■ **RECORDS FOR THE EXERCISE**:
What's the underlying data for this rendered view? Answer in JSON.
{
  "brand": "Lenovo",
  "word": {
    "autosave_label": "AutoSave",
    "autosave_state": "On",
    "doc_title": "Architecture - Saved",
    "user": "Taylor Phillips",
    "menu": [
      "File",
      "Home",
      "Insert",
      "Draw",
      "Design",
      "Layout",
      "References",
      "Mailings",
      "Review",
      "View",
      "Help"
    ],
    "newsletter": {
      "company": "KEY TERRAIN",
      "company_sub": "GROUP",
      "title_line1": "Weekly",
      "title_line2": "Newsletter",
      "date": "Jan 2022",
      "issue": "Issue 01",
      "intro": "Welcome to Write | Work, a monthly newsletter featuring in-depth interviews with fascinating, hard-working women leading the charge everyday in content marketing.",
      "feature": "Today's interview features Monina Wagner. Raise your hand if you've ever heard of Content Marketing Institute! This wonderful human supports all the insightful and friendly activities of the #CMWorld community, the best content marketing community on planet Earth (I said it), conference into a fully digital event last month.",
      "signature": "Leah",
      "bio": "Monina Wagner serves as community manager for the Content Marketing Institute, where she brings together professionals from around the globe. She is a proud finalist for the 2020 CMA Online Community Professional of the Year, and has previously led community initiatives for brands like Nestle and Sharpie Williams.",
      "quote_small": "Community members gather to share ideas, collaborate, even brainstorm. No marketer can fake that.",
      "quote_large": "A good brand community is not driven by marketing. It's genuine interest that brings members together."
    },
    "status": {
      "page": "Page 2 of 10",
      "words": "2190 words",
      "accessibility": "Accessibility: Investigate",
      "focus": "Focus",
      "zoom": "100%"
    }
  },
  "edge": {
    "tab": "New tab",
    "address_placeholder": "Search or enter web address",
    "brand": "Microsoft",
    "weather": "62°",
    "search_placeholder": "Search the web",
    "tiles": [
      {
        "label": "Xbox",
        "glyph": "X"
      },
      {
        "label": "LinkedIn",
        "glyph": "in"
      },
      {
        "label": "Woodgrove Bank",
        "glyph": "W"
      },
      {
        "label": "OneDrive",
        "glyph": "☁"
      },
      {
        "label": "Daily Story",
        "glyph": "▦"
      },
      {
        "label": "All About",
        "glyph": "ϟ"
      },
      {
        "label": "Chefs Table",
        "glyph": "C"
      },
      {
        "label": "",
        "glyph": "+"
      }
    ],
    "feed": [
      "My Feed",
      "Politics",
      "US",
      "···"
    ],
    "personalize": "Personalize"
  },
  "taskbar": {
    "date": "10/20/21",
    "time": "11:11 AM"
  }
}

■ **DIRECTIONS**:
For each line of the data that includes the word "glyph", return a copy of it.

■ **THE COMPLETED TASK**:
        "glyph": "X"
        "glyph": "in"
        "glyph": "W"
        "glyph": "☁"
        "glyph": "▦"
        "glyph": "ϟ"
        "glyph": "C"
        "glyph": "+"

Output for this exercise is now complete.